**Exercise aim**
This exercise asks for every line of the material that contains the word "device".
********************
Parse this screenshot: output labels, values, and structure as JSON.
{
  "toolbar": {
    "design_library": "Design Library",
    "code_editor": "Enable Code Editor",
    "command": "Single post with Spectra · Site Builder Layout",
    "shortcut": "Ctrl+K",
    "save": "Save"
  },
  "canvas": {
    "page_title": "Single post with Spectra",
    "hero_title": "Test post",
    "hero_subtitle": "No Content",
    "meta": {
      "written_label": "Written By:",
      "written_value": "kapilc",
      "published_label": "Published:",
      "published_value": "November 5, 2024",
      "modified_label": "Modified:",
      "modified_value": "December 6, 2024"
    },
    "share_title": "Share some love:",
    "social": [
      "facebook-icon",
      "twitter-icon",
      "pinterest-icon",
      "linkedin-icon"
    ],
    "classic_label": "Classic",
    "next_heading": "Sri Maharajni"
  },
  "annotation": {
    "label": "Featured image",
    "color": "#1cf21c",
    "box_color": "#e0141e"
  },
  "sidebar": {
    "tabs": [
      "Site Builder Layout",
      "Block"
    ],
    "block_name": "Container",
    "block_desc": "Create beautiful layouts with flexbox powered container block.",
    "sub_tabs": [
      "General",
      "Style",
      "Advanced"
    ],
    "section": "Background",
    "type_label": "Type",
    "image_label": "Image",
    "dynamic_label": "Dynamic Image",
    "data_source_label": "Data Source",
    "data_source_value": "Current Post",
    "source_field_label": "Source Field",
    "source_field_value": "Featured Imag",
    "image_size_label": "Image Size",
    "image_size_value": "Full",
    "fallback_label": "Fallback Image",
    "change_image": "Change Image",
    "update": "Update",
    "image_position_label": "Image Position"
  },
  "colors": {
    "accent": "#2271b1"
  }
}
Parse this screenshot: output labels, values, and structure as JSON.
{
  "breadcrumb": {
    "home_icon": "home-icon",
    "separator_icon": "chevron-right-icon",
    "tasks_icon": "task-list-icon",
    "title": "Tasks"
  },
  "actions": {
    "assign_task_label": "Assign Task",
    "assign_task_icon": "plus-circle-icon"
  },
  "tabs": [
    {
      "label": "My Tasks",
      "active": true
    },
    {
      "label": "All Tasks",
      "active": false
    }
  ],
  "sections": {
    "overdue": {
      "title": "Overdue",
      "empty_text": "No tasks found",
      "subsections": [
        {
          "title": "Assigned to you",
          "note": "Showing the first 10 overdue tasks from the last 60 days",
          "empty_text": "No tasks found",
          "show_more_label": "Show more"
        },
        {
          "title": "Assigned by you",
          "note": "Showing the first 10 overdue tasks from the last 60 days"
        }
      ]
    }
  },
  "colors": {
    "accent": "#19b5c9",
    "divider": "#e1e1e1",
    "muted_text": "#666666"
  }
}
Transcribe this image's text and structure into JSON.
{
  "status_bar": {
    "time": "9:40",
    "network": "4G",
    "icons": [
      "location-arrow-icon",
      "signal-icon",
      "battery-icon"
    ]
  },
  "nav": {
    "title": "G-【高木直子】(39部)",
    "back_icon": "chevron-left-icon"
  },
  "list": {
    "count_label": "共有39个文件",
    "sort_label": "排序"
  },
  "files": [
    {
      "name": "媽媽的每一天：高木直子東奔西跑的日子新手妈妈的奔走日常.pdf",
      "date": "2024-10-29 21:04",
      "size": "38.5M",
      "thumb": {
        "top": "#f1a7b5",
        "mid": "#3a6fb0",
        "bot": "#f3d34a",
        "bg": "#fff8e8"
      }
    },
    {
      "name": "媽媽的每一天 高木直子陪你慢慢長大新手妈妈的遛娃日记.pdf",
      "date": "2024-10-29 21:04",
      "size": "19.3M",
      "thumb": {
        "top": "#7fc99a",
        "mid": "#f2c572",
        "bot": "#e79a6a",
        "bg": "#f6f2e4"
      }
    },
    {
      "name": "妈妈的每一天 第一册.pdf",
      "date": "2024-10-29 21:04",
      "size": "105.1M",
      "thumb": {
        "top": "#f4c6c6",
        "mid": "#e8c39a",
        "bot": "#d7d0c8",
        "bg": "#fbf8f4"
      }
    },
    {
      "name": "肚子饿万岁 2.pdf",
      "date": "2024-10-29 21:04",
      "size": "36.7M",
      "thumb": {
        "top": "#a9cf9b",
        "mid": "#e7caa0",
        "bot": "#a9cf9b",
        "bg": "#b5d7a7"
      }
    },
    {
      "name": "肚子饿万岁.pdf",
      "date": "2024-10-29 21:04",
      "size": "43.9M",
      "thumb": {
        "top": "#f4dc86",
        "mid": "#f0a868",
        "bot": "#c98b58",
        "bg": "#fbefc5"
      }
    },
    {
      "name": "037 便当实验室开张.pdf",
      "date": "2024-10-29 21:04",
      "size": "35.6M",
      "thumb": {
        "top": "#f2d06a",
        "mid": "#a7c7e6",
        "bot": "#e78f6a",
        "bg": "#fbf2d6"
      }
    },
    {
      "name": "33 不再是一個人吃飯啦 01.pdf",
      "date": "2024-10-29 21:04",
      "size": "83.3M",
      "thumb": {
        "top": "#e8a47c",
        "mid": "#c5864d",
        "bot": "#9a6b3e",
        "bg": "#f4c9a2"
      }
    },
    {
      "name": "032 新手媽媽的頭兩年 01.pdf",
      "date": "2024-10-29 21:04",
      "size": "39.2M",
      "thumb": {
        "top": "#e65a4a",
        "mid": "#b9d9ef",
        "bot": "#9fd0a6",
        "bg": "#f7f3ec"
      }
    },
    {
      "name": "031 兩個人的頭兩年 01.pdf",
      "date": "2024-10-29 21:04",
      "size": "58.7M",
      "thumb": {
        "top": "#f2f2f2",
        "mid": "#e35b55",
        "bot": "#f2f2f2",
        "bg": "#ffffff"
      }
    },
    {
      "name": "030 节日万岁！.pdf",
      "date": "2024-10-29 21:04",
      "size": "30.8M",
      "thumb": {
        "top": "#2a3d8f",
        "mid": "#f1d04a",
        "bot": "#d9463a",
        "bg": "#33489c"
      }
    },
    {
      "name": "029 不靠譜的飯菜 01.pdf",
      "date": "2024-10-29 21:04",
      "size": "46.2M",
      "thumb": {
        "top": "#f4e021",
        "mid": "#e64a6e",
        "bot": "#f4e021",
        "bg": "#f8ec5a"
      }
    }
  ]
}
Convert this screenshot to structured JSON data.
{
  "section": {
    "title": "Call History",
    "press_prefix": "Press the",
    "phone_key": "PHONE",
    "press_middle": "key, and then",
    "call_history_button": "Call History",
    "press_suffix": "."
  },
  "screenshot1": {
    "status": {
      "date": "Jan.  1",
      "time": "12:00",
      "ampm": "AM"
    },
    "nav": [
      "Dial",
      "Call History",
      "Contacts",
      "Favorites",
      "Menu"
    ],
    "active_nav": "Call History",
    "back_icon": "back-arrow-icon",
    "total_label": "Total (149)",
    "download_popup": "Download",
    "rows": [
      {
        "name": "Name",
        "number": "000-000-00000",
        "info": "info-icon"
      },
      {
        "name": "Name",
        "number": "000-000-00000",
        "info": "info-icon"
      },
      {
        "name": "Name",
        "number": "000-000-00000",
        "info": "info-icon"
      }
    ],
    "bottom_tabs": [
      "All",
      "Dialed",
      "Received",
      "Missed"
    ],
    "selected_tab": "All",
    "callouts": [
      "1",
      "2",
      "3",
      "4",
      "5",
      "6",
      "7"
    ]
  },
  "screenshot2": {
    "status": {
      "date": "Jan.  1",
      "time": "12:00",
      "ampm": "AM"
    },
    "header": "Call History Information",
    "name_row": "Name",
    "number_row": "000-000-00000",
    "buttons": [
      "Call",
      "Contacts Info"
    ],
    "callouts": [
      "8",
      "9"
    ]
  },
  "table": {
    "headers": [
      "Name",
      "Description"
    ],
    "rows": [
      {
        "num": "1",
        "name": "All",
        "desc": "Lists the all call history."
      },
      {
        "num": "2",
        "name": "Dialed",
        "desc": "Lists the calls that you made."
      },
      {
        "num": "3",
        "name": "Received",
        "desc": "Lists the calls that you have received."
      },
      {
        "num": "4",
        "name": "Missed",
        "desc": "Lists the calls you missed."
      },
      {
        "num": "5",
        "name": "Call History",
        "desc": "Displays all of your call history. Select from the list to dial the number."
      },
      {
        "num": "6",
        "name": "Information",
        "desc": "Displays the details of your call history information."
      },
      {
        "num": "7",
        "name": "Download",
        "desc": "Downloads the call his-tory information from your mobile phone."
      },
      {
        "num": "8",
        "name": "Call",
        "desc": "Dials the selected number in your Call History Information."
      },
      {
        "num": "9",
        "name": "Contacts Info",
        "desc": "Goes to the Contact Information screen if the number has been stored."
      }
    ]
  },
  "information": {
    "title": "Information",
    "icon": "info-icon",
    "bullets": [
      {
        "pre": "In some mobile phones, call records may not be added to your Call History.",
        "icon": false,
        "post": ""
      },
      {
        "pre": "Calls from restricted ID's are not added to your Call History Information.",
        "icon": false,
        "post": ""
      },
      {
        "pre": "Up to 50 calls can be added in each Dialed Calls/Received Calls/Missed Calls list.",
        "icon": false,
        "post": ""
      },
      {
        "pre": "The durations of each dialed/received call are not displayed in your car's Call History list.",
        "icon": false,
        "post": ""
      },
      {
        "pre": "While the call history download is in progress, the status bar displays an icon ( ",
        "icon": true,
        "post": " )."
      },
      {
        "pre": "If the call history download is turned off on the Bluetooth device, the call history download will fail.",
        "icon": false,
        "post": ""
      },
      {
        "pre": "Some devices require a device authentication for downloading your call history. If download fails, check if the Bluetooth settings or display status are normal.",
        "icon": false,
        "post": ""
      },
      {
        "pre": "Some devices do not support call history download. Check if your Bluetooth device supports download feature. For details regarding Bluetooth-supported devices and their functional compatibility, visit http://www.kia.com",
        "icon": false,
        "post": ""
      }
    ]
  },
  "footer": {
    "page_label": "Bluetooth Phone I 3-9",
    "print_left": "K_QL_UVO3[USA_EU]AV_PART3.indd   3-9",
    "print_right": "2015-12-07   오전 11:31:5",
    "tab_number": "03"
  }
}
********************
**Response below**
        "pre": "If the call history download is turned off on the Bluetooth device, the call history download will fail.",
        "pre": "Some devices require a device authentication for downloading your call history. If download fails, check if the Bluetooth settings or display status are normal.",
        "pre": "Some devices do not support call history download. Check if your Bluetooth device supports download feature. For details regarding Bluetooth-supported devices and their functional compatibility, visit http://www.kia.com",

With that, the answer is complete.